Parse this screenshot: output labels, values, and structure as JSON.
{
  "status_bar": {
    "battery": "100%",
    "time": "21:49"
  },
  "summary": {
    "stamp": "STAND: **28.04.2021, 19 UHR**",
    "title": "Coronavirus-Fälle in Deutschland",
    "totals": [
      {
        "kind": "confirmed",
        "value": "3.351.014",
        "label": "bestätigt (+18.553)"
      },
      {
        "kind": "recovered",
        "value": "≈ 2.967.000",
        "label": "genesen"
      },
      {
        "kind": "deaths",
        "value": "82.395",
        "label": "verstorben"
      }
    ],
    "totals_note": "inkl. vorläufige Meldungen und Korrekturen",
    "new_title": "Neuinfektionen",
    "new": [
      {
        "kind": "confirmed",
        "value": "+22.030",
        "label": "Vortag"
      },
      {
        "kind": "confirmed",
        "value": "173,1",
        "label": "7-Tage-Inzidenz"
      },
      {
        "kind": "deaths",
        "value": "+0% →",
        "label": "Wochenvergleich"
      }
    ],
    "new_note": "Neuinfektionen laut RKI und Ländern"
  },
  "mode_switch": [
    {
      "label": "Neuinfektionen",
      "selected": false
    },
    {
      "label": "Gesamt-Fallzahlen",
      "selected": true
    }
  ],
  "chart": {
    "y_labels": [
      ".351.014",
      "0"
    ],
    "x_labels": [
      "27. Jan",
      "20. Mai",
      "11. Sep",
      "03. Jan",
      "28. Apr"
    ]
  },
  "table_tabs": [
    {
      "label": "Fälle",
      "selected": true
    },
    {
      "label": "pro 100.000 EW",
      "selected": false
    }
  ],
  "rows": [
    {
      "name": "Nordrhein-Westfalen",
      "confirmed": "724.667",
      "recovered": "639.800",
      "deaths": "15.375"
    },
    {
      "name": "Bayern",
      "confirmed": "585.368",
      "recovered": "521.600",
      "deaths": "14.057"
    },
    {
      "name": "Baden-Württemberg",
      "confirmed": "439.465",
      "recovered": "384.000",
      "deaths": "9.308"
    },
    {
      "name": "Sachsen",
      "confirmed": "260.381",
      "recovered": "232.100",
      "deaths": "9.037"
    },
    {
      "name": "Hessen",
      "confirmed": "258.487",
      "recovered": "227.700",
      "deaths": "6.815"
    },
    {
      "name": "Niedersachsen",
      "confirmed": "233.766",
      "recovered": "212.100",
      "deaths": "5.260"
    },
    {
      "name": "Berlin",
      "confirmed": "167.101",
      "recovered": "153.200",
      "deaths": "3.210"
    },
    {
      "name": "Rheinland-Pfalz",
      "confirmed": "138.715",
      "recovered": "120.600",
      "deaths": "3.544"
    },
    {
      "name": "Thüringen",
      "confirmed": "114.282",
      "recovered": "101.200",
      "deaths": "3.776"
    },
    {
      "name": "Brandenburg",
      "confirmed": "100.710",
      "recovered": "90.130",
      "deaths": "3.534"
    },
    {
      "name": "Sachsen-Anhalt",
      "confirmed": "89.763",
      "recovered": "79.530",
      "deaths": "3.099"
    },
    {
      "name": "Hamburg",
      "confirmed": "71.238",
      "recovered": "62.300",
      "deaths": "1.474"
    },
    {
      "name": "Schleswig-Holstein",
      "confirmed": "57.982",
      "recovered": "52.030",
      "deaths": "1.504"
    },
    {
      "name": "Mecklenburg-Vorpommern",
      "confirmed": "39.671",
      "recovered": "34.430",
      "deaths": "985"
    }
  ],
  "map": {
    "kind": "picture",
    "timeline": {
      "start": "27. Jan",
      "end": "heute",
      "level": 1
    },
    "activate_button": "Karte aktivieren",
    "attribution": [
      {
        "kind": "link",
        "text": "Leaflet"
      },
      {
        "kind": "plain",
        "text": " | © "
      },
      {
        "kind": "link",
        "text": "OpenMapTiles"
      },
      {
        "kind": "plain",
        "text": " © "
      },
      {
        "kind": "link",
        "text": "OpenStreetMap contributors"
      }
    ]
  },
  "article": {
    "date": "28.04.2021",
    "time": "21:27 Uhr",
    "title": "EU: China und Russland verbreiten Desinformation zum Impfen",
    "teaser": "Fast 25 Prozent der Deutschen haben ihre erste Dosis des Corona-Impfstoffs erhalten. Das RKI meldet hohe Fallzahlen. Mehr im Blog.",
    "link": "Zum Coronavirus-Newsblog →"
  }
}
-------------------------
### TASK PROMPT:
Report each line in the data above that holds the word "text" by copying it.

### WRITTEN SOLUTION:
        "text": "Leaflet"
        "text": " | © "
        "text": "OpenMapTiles"
        "text": " © "
        "text": "OpenStreetMap contributors"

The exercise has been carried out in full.